(App and web page records)
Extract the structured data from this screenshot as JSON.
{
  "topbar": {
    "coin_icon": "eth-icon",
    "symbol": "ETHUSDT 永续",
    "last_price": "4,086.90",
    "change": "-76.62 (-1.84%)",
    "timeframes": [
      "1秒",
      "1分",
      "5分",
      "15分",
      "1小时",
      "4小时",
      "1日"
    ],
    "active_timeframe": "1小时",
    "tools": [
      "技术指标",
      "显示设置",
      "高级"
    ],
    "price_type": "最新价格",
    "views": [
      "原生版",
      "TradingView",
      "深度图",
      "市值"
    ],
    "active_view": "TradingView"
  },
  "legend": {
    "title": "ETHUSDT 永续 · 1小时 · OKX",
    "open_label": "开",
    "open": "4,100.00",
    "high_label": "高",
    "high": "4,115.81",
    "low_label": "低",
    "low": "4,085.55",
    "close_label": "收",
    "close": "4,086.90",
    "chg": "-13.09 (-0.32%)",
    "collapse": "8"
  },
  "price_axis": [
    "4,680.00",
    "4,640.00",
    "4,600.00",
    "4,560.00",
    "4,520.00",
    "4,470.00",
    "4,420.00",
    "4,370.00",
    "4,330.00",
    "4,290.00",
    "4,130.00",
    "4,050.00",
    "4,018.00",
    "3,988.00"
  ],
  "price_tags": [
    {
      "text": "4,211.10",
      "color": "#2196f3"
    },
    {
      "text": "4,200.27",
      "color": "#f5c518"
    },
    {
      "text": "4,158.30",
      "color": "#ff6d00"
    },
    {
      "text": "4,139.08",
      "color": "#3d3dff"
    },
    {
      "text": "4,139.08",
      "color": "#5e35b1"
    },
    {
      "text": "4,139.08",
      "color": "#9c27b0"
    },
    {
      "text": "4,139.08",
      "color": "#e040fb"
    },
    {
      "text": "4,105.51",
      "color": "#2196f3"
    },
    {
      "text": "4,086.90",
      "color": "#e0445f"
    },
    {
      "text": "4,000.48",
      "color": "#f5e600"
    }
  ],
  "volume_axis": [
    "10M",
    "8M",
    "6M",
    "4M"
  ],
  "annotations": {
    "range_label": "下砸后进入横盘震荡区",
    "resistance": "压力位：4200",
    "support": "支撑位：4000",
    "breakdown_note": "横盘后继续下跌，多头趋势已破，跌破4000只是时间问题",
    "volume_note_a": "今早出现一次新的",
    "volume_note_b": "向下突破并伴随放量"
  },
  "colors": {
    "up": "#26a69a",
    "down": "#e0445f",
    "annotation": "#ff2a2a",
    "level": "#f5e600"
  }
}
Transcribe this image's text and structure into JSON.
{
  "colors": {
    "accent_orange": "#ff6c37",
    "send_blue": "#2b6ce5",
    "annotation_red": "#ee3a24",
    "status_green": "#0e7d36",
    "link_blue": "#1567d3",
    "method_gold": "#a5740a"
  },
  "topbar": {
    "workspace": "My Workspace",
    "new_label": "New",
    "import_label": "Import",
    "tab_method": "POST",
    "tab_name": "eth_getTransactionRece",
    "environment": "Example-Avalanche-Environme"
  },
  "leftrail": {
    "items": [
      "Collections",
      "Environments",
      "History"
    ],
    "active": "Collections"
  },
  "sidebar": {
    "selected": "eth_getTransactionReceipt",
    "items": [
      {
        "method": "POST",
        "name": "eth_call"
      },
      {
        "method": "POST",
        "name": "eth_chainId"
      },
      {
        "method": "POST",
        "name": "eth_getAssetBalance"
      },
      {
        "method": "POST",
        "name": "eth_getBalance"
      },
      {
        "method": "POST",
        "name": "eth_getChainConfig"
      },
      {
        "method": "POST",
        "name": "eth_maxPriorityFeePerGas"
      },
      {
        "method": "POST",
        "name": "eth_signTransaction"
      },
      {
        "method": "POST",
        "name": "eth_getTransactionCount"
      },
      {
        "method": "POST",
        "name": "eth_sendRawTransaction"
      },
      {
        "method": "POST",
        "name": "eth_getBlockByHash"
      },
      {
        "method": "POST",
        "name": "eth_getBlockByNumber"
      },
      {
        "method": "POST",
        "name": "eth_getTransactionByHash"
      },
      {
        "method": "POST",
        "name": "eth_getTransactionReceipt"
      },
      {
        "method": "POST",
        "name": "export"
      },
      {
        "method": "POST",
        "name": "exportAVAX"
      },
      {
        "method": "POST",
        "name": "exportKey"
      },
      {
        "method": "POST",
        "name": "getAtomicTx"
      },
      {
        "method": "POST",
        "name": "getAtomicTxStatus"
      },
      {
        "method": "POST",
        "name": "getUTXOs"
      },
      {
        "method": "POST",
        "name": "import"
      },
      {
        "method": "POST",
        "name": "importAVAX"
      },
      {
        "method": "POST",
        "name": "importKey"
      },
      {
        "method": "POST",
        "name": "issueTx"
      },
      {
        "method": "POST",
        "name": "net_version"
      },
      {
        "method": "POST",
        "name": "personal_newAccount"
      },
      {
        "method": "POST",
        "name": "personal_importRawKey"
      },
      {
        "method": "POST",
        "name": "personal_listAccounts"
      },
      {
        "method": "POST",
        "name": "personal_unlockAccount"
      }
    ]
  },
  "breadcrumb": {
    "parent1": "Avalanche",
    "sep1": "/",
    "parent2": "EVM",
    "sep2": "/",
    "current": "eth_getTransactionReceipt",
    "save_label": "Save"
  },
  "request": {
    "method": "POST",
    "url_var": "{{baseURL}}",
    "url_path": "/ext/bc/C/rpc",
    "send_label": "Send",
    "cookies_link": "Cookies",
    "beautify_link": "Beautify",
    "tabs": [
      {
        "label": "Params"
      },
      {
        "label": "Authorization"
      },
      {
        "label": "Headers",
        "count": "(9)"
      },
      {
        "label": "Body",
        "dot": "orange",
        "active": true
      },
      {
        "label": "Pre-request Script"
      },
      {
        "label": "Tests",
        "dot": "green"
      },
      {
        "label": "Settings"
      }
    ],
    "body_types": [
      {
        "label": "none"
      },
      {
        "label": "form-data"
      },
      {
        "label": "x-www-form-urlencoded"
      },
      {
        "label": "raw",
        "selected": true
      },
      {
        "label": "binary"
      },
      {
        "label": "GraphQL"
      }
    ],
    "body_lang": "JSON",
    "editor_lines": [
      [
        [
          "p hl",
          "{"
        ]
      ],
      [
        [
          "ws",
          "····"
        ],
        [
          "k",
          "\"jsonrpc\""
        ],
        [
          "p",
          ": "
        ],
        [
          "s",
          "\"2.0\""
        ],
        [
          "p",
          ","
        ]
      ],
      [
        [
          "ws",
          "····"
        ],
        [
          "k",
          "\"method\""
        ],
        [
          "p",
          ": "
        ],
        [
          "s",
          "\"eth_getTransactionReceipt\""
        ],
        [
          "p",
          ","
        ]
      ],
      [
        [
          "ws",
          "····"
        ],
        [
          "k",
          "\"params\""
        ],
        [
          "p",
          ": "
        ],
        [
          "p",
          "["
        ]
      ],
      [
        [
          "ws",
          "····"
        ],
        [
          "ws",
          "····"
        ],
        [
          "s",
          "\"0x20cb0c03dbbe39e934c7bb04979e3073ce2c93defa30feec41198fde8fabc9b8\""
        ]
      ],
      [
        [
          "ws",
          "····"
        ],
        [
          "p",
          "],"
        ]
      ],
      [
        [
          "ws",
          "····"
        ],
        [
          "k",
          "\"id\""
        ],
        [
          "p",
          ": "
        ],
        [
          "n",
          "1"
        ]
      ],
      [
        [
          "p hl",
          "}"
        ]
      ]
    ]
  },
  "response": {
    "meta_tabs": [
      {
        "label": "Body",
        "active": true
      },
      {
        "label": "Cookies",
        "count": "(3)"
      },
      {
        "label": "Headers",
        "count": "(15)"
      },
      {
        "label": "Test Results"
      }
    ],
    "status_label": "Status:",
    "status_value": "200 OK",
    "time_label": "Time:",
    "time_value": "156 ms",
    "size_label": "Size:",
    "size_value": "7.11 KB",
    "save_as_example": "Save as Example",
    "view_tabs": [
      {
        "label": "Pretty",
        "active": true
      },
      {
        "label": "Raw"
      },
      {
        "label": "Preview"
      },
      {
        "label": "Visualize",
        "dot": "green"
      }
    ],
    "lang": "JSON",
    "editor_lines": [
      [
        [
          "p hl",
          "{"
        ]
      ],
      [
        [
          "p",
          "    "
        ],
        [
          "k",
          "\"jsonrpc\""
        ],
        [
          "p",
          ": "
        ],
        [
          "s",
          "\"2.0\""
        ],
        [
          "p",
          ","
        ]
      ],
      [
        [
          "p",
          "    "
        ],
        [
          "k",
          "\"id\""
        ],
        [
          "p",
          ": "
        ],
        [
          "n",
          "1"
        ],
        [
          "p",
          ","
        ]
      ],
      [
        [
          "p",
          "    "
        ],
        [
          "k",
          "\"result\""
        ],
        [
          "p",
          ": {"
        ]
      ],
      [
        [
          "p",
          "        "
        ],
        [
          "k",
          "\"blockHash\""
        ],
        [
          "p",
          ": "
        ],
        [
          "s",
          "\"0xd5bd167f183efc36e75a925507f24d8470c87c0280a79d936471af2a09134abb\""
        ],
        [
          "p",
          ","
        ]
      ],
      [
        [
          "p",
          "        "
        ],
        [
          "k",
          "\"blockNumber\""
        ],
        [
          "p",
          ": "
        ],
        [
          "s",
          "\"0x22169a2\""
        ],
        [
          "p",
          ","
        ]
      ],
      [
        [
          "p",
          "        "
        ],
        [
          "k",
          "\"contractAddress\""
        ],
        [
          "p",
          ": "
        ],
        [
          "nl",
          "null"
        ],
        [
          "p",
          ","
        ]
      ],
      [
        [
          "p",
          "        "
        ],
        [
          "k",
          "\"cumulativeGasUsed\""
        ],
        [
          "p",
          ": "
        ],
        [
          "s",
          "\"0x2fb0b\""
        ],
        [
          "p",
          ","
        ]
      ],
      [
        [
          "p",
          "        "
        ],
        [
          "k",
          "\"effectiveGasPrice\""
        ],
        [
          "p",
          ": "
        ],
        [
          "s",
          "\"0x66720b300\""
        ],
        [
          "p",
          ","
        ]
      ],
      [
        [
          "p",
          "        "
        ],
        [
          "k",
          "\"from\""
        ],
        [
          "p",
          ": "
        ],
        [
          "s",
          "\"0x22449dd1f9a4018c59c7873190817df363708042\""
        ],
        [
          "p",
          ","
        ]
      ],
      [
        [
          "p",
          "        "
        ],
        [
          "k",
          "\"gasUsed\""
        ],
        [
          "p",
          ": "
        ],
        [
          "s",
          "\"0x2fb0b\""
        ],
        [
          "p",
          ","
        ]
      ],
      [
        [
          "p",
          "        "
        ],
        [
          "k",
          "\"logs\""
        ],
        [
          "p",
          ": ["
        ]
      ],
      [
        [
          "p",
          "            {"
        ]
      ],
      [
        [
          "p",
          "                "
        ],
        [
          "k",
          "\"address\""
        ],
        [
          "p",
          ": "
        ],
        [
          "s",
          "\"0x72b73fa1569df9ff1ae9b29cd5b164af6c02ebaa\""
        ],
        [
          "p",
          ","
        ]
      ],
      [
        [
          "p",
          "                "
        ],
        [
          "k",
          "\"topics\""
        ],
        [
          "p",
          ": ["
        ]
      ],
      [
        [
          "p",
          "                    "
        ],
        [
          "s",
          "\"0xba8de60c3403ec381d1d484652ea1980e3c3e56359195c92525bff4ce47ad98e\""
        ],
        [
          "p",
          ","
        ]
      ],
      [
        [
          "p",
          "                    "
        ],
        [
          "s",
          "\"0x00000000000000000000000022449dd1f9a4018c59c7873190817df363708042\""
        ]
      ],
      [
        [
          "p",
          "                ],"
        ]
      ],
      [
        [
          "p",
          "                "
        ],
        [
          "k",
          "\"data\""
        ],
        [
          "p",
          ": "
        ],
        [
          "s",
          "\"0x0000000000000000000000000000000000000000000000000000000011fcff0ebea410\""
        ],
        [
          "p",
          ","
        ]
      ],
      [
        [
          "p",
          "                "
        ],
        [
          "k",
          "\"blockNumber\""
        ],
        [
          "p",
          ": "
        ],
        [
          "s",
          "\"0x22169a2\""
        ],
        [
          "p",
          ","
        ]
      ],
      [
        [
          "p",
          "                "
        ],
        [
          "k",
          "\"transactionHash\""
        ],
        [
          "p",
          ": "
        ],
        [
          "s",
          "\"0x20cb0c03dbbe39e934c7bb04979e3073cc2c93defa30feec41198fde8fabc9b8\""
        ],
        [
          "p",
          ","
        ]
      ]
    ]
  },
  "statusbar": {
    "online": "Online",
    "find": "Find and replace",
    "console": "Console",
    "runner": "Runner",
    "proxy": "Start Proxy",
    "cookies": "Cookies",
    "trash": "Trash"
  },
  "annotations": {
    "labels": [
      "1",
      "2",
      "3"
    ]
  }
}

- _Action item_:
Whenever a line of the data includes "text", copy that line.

- _Solution to this task_:
      "text": "4,211.10",
      "text": "4,200.27",
      "text": "4,158.30",
      "text": "4,139.08",
      "text": "4,139.08",
      "text": "4,139.08",
      "text": "4,139.08",
      "text": "4,105.51",
      "text": "4,086.90",
      "text": "4,000.48",
Transcribe this image's text and structure into JSON.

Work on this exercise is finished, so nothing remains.